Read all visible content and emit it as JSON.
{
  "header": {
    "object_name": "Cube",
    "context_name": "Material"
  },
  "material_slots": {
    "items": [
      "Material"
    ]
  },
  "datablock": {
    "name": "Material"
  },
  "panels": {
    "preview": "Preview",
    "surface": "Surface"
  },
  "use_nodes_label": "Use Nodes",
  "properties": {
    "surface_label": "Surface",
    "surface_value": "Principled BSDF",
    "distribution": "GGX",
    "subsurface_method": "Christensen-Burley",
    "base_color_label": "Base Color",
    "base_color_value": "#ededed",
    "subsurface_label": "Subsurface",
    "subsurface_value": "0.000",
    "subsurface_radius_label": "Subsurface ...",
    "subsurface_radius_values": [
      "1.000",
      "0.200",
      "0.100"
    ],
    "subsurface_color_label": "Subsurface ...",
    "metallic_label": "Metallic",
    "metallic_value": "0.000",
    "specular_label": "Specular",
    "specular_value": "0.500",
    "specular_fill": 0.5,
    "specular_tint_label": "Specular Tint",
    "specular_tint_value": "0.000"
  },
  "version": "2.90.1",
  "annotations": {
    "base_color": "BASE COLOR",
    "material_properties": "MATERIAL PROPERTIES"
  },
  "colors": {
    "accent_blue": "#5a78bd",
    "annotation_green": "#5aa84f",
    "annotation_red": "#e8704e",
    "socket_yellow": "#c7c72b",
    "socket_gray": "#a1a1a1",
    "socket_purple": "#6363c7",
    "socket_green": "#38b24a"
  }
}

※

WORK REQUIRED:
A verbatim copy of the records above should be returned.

ANSWER SECTION:
Read all visible content and emit it as JSON.
{
  "header": {
    "object_name": "Cube",
    "context_name": "Material"
  },
  "material_slots": {
    "items": [
      "Material"
    ]
  },
  "datablock": {
    "name": "Material"
  },
  "panels": {
    "preview": "Preview",
    "surface": "Surface"
  },
  "use_nodes_label": "Use Nodes",
  "properties": {
    "surface_label": "Surface",
    "surface_value": "Principled BSDF",
    "distribution": "GGX",
    "subsurface_method": "Christensen-Burley",
    "base_color_label": "Base Color",
    "base_color_value": "#ededed",
    "subsurface_label": "Subsurface",
    "subsurface_value": "0.000",
    "subsurface_radius_label": "Subsurface ...",
    "subsurface_radius_values": [
      "1.000",
      "0.200",
      "0.100"
    ],
    "subsurface_color_label": "Subsurface ...",
    "metallic_label": "Metallic",
    "metallic_value": "0.000",
    "specular_label": "Specular",
    "specular_value": "0.500",
    "specular_fill": 0.5,
    "specular_tint_label": "Specular Tint",
    "specular_tint_value": "0.000"
  },
  "version": "2.90.1",
  "annotations": {
    "base_color": "BASE COLOR",
    "material_properties": "MATERIAL PROPERTIES"
  },
  "colors": {
    "accent_blue": "#5a78bd",
    "annotation_green": "#5aa84f",
    "annotation_red": "#e8704e",
    "socket_yellow": "#c7c72b",
    "socket_gray": "#a1a1a1",
    "socket_purple": "#6363c7",
    "socket_green": "#38b24a"
  }
}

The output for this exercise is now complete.